The Planning Commission unanimously approved a six-story, 75-unit residential project at its meeting Thursday. The project site, 923 and 927 Long Beach Blvd., comprises two adjacent lots on the west side of Long Beach Boulevard between Ninth and 10th streets.

At 76 feet tall, it falls far below the 150-foot maximum height required for new construction in the area. It will measure 110 feet in width and 150 feet in depth, with no setback from the street at the currently vacant 16,500-square-foot project site.

Units will be split between studio, one and two-bedroom units, with four of those units being designated for low-income housing as part of the conditions for approval. Among the 75 total units, there will be 11 studio and two-bedroom units each, with the remaining 53 designated as one-bedroom units.

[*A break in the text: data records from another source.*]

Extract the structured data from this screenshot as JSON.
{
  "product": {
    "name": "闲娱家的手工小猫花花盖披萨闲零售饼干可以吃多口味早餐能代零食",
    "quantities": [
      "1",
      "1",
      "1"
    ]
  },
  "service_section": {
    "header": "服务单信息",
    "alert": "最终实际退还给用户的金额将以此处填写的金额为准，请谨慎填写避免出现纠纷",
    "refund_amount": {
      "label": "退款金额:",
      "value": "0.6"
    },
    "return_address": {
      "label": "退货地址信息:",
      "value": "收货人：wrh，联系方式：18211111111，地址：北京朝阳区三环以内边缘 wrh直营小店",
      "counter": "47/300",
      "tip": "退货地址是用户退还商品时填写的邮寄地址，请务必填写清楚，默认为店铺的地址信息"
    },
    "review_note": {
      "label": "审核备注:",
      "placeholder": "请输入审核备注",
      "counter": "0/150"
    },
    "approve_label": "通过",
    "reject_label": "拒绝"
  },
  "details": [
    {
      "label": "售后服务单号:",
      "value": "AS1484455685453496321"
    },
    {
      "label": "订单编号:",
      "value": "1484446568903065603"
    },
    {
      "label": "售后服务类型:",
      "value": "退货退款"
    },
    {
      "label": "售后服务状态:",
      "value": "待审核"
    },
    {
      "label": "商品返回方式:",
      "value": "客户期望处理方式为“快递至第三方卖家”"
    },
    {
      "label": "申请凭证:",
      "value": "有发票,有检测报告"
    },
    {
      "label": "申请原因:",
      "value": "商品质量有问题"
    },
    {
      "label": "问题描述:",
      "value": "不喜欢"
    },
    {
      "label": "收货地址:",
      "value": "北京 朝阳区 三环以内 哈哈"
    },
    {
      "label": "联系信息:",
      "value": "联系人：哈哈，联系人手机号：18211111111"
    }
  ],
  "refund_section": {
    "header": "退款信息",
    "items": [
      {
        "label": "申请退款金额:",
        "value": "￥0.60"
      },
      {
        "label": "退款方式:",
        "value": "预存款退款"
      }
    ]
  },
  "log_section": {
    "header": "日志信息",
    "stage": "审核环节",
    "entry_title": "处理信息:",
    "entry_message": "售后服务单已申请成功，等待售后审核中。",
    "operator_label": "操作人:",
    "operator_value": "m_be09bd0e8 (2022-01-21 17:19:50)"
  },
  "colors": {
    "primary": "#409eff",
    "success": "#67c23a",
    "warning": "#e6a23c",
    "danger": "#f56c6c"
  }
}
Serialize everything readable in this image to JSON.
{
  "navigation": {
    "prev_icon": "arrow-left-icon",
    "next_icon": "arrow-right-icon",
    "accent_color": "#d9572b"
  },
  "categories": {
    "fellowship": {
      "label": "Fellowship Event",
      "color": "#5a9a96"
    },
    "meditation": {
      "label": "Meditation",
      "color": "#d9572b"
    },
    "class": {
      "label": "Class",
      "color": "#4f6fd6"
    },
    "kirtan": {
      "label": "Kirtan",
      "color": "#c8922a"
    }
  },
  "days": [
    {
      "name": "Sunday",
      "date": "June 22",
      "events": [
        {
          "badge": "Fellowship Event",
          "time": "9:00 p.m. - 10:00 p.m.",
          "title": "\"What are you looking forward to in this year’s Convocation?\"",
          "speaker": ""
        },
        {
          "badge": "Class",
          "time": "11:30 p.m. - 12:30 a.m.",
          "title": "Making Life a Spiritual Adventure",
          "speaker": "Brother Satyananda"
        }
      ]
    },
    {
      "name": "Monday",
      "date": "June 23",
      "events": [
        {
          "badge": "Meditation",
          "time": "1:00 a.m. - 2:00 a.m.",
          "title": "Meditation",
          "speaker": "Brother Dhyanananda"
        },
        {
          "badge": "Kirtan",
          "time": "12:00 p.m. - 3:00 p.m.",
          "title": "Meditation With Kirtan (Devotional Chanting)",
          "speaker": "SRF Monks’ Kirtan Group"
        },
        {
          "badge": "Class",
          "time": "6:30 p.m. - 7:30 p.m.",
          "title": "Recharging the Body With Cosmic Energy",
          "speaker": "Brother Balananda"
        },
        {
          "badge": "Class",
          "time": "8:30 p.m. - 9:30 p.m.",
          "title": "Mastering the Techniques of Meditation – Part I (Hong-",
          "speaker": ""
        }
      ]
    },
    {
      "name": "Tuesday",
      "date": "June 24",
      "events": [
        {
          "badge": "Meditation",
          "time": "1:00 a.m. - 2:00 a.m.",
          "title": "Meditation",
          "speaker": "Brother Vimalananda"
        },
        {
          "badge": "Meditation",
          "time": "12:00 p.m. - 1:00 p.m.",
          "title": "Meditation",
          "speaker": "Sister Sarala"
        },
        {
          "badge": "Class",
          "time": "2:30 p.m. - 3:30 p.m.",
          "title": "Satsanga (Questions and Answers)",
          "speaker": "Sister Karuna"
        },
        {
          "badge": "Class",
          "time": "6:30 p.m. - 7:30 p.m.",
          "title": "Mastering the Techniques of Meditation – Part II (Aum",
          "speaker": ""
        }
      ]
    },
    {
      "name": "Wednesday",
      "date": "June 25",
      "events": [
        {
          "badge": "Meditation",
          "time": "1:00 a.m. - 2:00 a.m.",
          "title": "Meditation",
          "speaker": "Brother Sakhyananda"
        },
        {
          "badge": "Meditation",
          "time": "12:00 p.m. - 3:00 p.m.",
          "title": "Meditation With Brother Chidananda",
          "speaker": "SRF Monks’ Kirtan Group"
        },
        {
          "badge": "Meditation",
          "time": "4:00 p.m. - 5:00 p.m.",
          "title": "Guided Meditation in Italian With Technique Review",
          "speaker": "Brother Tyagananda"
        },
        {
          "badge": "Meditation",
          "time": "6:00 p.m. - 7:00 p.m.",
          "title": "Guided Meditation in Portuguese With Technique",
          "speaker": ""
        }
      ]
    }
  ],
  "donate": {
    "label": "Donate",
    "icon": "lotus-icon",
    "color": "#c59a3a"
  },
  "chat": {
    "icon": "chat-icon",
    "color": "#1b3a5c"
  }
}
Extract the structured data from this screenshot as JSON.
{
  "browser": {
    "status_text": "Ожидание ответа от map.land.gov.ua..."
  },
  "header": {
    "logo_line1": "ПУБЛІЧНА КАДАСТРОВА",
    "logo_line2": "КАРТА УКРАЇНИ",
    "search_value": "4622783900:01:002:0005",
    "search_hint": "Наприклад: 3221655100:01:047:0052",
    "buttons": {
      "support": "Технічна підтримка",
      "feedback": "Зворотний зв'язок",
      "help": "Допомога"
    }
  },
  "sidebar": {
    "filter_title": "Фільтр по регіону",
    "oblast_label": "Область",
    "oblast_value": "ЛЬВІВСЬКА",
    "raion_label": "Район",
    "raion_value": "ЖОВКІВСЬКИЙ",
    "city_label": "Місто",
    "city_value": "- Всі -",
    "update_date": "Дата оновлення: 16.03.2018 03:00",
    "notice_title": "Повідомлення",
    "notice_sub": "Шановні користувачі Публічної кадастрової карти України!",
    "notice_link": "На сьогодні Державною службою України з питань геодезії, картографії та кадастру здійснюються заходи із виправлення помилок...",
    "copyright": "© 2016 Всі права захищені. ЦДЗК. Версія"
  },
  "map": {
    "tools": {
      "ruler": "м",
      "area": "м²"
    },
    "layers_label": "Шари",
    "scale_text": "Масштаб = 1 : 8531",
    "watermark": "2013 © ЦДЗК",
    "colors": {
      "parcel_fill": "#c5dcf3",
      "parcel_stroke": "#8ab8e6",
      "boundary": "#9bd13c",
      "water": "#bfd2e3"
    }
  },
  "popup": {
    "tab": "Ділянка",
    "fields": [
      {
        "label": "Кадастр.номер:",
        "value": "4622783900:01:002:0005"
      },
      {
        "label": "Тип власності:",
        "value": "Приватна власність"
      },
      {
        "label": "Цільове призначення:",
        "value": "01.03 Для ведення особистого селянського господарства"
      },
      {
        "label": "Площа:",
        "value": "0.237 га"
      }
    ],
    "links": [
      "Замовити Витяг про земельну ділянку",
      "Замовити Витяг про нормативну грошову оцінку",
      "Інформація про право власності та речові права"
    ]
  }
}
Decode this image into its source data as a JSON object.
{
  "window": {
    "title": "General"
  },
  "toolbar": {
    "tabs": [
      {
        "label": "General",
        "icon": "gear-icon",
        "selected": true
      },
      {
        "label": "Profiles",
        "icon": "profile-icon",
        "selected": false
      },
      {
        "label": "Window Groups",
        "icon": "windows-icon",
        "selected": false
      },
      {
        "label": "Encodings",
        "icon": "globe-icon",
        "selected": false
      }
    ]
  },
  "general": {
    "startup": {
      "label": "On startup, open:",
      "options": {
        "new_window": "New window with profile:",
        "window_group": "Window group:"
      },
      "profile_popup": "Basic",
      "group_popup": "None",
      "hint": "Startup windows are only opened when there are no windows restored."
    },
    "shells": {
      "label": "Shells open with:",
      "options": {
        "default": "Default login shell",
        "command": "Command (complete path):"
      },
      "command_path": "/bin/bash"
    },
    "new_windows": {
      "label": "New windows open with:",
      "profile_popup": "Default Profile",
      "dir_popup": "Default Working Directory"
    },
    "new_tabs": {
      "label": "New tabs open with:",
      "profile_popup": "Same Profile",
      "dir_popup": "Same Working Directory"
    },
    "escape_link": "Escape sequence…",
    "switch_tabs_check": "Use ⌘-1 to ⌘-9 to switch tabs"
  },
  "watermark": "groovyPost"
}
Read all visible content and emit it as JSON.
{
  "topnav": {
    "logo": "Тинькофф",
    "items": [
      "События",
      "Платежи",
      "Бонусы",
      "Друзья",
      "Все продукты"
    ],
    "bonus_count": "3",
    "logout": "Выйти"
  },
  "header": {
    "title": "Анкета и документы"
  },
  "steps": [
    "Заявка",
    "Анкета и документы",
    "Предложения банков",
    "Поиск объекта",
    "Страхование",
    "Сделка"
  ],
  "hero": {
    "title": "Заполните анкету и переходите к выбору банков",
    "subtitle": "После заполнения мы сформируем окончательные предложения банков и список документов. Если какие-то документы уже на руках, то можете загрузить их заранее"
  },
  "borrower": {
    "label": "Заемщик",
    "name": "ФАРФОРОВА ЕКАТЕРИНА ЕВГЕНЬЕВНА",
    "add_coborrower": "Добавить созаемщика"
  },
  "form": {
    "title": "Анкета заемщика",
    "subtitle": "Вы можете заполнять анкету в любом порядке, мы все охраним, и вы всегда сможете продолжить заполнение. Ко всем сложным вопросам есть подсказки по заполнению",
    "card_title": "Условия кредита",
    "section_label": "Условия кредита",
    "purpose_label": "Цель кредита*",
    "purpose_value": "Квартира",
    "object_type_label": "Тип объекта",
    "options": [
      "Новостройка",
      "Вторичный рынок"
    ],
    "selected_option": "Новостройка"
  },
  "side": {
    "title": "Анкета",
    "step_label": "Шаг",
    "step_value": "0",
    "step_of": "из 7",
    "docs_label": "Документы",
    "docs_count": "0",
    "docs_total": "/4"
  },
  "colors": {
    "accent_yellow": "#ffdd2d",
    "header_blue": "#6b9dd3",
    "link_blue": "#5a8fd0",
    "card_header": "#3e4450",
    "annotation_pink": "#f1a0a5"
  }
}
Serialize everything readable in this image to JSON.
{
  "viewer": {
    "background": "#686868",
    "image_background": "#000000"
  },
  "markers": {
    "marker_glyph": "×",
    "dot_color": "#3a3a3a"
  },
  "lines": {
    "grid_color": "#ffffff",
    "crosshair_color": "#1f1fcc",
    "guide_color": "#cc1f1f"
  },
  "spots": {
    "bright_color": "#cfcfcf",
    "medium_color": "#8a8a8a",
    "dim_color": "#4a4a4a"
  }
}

Current plans show that the four affordable units will consist of three one-bedrooms and one studio, but Commissioner Jane Templin said during Thursday’s meeting that the mix of affordable unit offerings should be more balanced, likely meaning a two-bedroom unit should be included. City staff said they would look into that idea.

Plans for the project include three levels of subterranean parking that will have 104 spots for the building. Bike storage and charging for electric vehicles will also be provided, as city regulations require.

The first floor will have five units alongside a lobby, meeting room, fitness room and laundry room. Floors two through six will each have 14 units each, and the second floor will have an open courtyard at its center alongside its units. The 1,159-square-foot courtyard will include a play area for kids, and residents can also enjoy the outdoors on a 1,650-square-foot rooftop deck.

The building itself will include a modern glass facade and a design that maximizes natural light coming into the building. A stone veneer will also be built along with balconies on some units to add depth to the flat building design.

Christian May-Suzuki is a reporter at the Long Beach Business Journal.